We've transferred several Matlab licenses from KITE to HAL, which is typically less busy. This makes it ideal for running big jobs. However, HAL does not have the toolboxes available that KITE does. When our Matlab license comes up for renewal we'll be able to make further changes, and we'll seek the input of Matlab users in deciding what needs to be installed where.
Matlab has also been upgraded to the latest version on both servers.
RefWorks is a web-based citation management tool similar to ProCite and EndNote. In this workshop on Thursday, October 9th, Tom Durkin, from the Social Science Reference Library, will demonstrate how to set up an account, import and add citations to your personal lists, and then print out a formatted bibliography.
If you are currently working on a paper or are curious about different citation management applications, RefWorks may be the right system for you. RefWorks, ProCite and EndNote are all excellent products, but RefWorks offers certain special benefits that the latter two do not offer: Refworks is web-based, so your personal account and collected citations are accessible from any computer connected to the Internet. This feature also makes it easy to collaborate on projects and share lists of citations if you choose to do so. Furthermore, RefWorks has been fully licensed by UW-Madison and is therefore completely free to use by faculty, students, and staff. Visit SSCC's training web pages to register for Thursday's workshop.
SSCC's Fall training schedule is winding down. Check out our remaining offerings on SSCC's training web pages. In addition to the RefWorks workshop mentioned in the article above, this month we have "An Introduction to SAS Arrays", " An Introduction to SAS Macros", "Introduction to SQL using SAS", and "Visualizing Spatially Referenced Data with ArcGIS." Remember that all SSCC training sessions require preregistration.

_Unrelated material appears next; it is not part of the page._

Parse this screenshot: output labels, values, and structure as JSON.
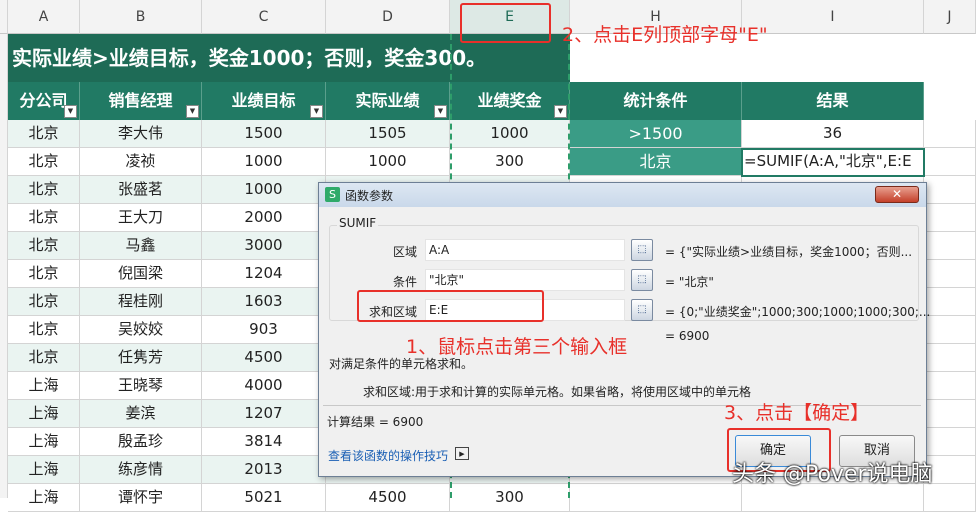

If you're like many other SSCC members, you have noticed a recent surge in spam. It may give you some comfort to know that you are not alone. A recent article published by SecurityFocus reports that people all over the world have noticed a surge in spam over the last two months -- some places reporting a 450% increase.
In the past, spammers used servers to send out their messages. Now that this technique has been largely stymied, spammers use large networks of compromised PCs, known as bot nets, and this is what accounts for the recent surge in spam. Luckily, there are new tools available that effectively defend against bot nets. SSCC plans to implement one of these tools (called GreetPause) between semesters. Later, if need be, we'll implement another tool called greylisting. A detailed announcement will be sent out in December.
Monday we will implement a Spamassassin add-on that can identify words like body-parts, prescription drug names, stock, investor, etc. and mark the message as spam. Many spammers are now disguising their advertisements in images and hopefully this add-on will help keep these messages out of your inbox.
The makers of Eudora and Thunderbird e-mail programs announced last month that future versions of Eudora will be based upon the same technology platform as the open source Mozilla Thunderbird email program. Future versions of Eudora will be free and open source, while retaining Eudora's uniquely rich feature set and productivity enhancements. The expected release should occur in the first quarter of 2007.
Please welcome Andy Kraus to SSCC's staff. Andy has joined SSCC's PC support team and will also be doing some web programming. Andy replaced Brian De Smet, who left SSML shortly after the SSML/SSCC merge this past summer. Andy's office is in the PC support suite in 3224. Please stop by and welcome him next time you're in the area.